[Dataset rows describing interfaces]
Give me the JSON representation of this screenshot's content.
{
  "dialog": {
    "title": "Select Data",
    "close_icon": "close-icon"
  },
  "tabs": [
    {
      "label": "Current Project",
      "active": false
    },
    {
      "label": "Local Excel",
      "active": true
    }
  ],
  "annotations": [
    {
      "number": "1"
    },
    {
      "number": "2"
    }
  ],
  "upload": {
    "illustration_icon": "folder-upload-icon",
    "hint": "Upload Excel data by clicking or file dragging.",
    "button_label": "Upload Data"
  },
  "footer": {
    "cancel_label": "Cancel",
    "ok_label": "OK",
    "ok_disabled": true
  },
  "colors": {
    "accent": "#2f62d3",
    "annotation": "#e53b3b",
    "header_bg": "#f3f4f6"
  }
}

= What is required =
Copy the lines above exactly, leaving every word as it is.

= Solution to the exercise =
Give me the JSON representation of this screenshot's content.
{
  "dialog": {
    "title": "Select Data",
    "close_icon": "close-icon"
  },
  "tabs": [
    {
      "label": "Current Project",
      "active": false
    },
    {
      "label": "Local Excel",
      "active": true
    }
  ],
  "annotations": [
    {
      "number": "1"
    },
    {
      "number": "2"
    }
  ],
  "upload": {
    "illustration_icon": "folder-upload-icon",
    "hint": "Upload Excel data by clicking or file dragging.",
    "button_label": "Upload Data"
  },
  "footer": {
    "cancel_label": "Cancel",
    "ok_label": "OK",
    "ok_disabled": true
  },
  "colors": {
    "accent": "#2f62d3",
    "annotation": "#e53b3b",
    "header_bg": "#f3f4f6"
  }
}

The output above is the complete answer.